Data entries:

○ ○ ○ ○ ○

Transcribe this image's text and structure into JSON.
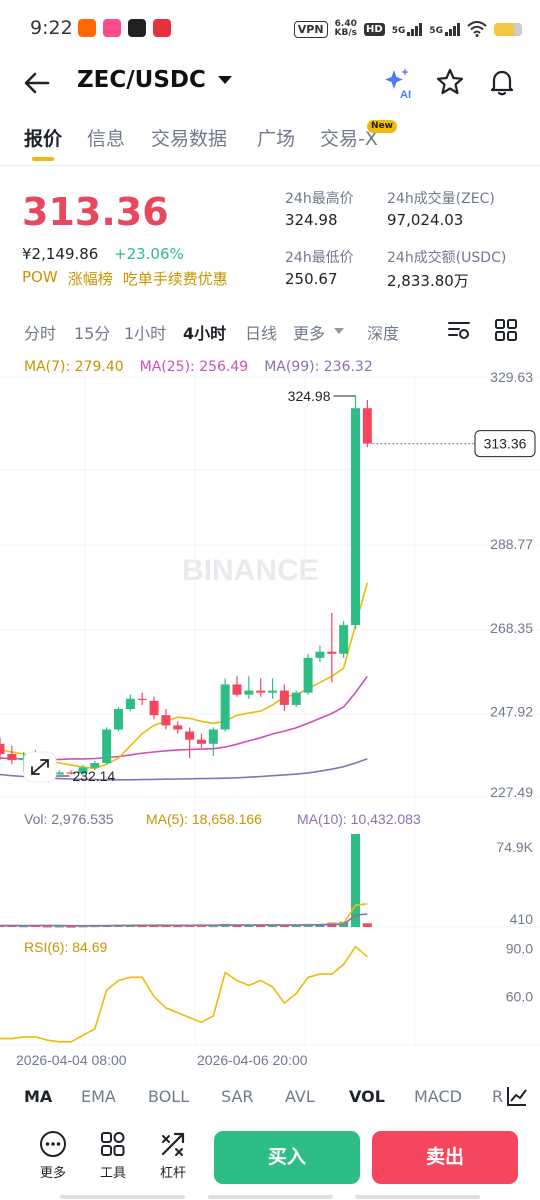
{
  "status": {
    "time": "9:22",
    "vpn": "VPN",
    "speed_value": "6.40",
    "speed_unit": "KB/s",
    "hd_label": "HD",
    "net1": "5G",
    "net2": "5G"
  },
  "header": {
    "title": "ZEC/USDC",
    "ai_label": "AI"
  },
  "tabs": [
    {
      "label": "报价"
    },
    {
      "label": "信息"
    },
    {
      "label": "交易数据"
    },
    {
      "label": "广场"
    },
    {
      "label": "交易-X"
    }
  ],
  "tab_badge": "New",
  "price": {
    "last": "313.36",
    "cny": "¥2,149.86",
    "change": "+23.06%",
    "tags": [
      "POW",
      "涨幅榜",
      "吃单手续费优惠"
    ]
  },
  "stats": {
    "high_label": "24h最高价",
    "high_value": "324.98",
    "low_label": "24h最低价",
    "low_value": "250.67",
    "vol_label": "24h成交量(ZEC)",
    "vol_value": "97,024.03",
    "amount_label": "24h成交额(USDC)",
    "amount_value": "2,833.80万"
  },
  "intervals": [
    "分时",
    "15分",
    "1小时",
    "4小时",
    "日线",
    "更多",
    "深度"
  ],
  "ma_legend": {
    "ma7": "MA(7): 279.40",
    "ma25": "MA(25): 256.49",
    "ma99": "MA(99): 236.32"
  },
  "colors": {
    "up": "#2ebd85",
    "down": "#f6465d",
    "ma7": "#f0b90b",
    "ma25": "#d04fba",
    "ma99": "#8b6fb8",
    "accent": "#f0b90b"
  },
  "watermark": "BINANCE",
  "chart_data": {
    "type": "candlestick",
    "price_axis_ticks": [
      "329.63",
      "288.77",
      "268.35",
      "247.92",
      "227.49"
    ],
    "ylim": [
      227.49,
      329.63
    ],
    "last_price_label": "313.36",
    "high_marker": "324.98",
    "low_marker": "232.14",
    "x_labels": [
      "2026-04-04 08:00",
      "2026-04-06 20:00"
    ],
    "candles": [
      {
        "o": 240.0,
        "h": 241.5,
        "l": 236.0,
        "c": 237.5
      },
      {
        "o": 237.5,
        "h": 239.5,
        "l": 235.0,
        "c": 236.0
      },
      {
        "o": 236.0,
        "h": 238.0,
        "l": 233.0,
        "c": 236.5
      },
      {
        "o": 236.5,
        "h": 238.5,
        "l": 232.5,
        "c": 233.0
      },
      {
        "o": 233.0,
        "h": 234.0,
        "l": 232.14,
        "c": 232.8
      },
      {
        "o": 232.5,
        "h": 233.5,
        "l": 232.5,
        "c": 233.0
      },
      {
        "o": 233.0,
        "h": 233.5,
        "l": 232.5,
        "c": 232.8
      },
      {
        "o": 232.8,
        "h": 234.8,
        "l": 232.3,
        "c": 234.2
      },
      {
        "o": 234.2,
        "h": 235.8,
        "l": 233.6,
        "c": 235.3
      },
      {
        "o": 235.3,
        "h": 244.0,
        "l": 235.0,
        "c": 243.5
      },
      {
        "o": 243.5,
        "h": 249.0,
        "l": 243.0,
        "c": 248.5
      },
      {
        "o": 248.5,
        "h": 252.0,
        "l": 248.0,
        "c": 251.0
      },
      {
        "o": 251.0,
        "h": 252.5,
        "l": 249.5,
        "c": 250.8
      },
      {
        "o": 250.5,
        "h": 251.5,
        "l": 246.0,
        "c": 247.0
      },
      {
        "o": 247.0,
        "h": 248.5,
        "l": 243.5,
        "c": 244.5
      },
      {
        "o": 244.5,
        "h": 245.5,
        "l": 242.5,
        "c": 243.5
      },
      {
        "o": 243.0,
        "h": 244.0,
        "l": 236.5,
        "c": 241.0
      },
      {
        "o": 241.0,
        "h": 242.5,
        "l": 239.0,
        "c": 240.0
      },
      {
        "o": 240.0,
        "h": 244.0,
        "l": 237.0,
        "c": 243.5
      },
      {
        "o": 243.5,
        "h": 256.0,
        "l": 243.0,
        "c": 254.5
      },
      {
        "o": 254.5,
        "h": 256.5,
        "l": 251.5,
        "c": 252.0
      },
      {
        "o": 252.0,
        "h": 256.5,
        "l": 251.0,
        "c": 253.0
      },
      {
        "o": 253.0,
        "h": 256.0,
        "l": 251.5,
        "c": 252.5
      },
      {
        "o": 252.5,
        "h": 256.0,
        "l": 251.0,
        "c": 253.0
      },
      {
        "o": 253.0,
        "h": 254.5,
        "l": 248.0,
        "c": 249.5
      },
      {
        "o": 249.5,
        "h": 253.0,
        "l": 249.0,
        "c": 252.5
      },
      {
        "o": 252.5,
        "h": 262.0,
        "l": 252.0,
        "c": 261.0
      },
      {
        "o": 261.0,
        "h": 264.0,
        "l": 260.0,
        "c": 262.5
      },
      {
        "o": 262.5,
        "h": 272.0,
        "l": 255.0,
        "c": 262.0
      },
      {
        "o": 262.0,
        "h": 270.0,
        "l": 261.0,
        "c": 269.0
      },
      {
        "o": 269.0,
        "h": 324.98,
        "l": 268.0,
        "c": 322.0
      },
      {
        "o": 322.0,
        "h": 324.0,
        "l": 312.5,
        "c": 313.36
      }
    ],
    "ma7": [
      238.5,
      238.0,
      237.5,
      236.8,
      236.0,
      235.3,
      234.8,
      234.3,
      234.0,
      235.0,
      236.5,
      239.5,
      242.5,
      244.5,
      245.5,
      246.5,
      246.2,
      245.5,
      245.0,
      245.5,
      247.0,
      247.5,
      248.0,
      249.5,
      251.5,
      252.0,
      253.5,
      255.0,
      256.5,
      258.5,
      269.0,
      279.4
    ],
    "ma25": [
      236.5,
      236.4,
      236.3,
      236.3,
      236.2,
      236.2,
      236.3,
      236.3,
      236.4,
      236.6,
      236.9,
      237.3,
      237.7,
      238.0,
      238.3,
      238.5,
      238.6,
      238.7,
      238.8,
      239.2,
      239.9,
      240.7,
      241.5,
      242.4,
      243.1,
      243.9,
      245.0,
      246.2,
      247.4,
      249.0,
      252.5,
      256.49
    ],
    "ma99": [
      232.5,
      232.2,
      232.0,
      231.8,
      231.6,
      231.5,
      231.4,
      231.3,
      231.25,
      231.2,
      231.2,
      231.2,
      231.25,
      231.3,
      231.35,
      231.4,
      231.45,
      231.5,
      231.55,
      231.6,
      231.7,
      231.85,
      232.0,
      232.2,
      232.4,
      232.6,
      232.9,
      233.3,
      233.8,
      234.4,
      235.3,
      236.32
    ],
    "volume": {
      "legend_vol": "Vol: 2,976.535",
      "legend_ma5": "MA(5): 18,658.166",
      "legend_ma10": "MA(10): 10,432.083",
      "axis_ticks": [
        "74.9K",
        "410"
      ],
      "ylim": [
        0,
        74900
      ],
      "values": [
        1500,
        1200,
        1000,
        1300,
        900,
        800,
        700,
        900,
        1100,
        1600,
        2000,
        1800,
        1200,
        1400,
        1300,
        1100,
        1500,
        1200,
        1100,
        2500,
        1800,
        1500,
        1400,
        1600,
        1500,
        1900,
        2500,
        2200,
        3500,
        4200,
        74900,
        2976.535
      ],
      "ma5": [
        1200,
        1150,
        1100,
        1150,
        1180,
        1040,
        940,
        920,
        880,
        1020,
        1260,
        1480,
        1540,
        1600,
        1540,
        1360,
        1300,
        1300,
        1240,
        1480,
        1620,
        1620,
        1660,
        1760,
        1560,
        1580,
        1780,
        1940,
        2320,
        2860,
        17460,
        18658.166
      ],
      "ma10": [
        1100,
        1100,
        1080,
        1090,
        1100,
        1100,
        1080,
        1060,
        1040,
        1060,
        1100,
        1160,
        1190,
        1230,
        1280,
        1300,
        1380,
        1410,
        1410,
        1500,
        1520,
        1490,
        1500,
        1520,
        1560,
        1600,
        1700,
        1770,
        1900,
        2160,
        9500,
        10432.083
      ]
    },
    "rsi": {
      "legend": "RSI(6): 84.69",
      "axis_ticks": [
        "90.0",
        "60.0"
      ],
      "ylim": [
        30,
        97
      ],
      "values": [
        34,
        34,
        35,
        35,
        33,
        32,
        32,
        36,
        40,
        64,
        70,
        72,
        72,
        60,
        53,
        50,
        47,
        44,
        48,
        75,
        70,
        67,
        70,
        66,
        56,
        62,
        72,
        74,
        74,
        80,
        91,
        84.69
      ]
    }
  },
  "indicator_tabs": [
    "MA",
    "EMA",
    "BOLL",
    "SAR",
    "AVL",
    "VOL",
    "MACD",
    "R"
  ],
  "bottom": {
    "more": "更多",
    "tools": "工具",
    "leverage": "杠杆",
    "buy": "买入",
    "sell": "卖出"
  }
}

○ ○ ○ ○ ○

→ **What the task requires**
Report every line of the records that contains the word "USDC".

→ **Solution**
    "title": "ZEC/USDC",
    "amount_label": "24h成交额(USDC)",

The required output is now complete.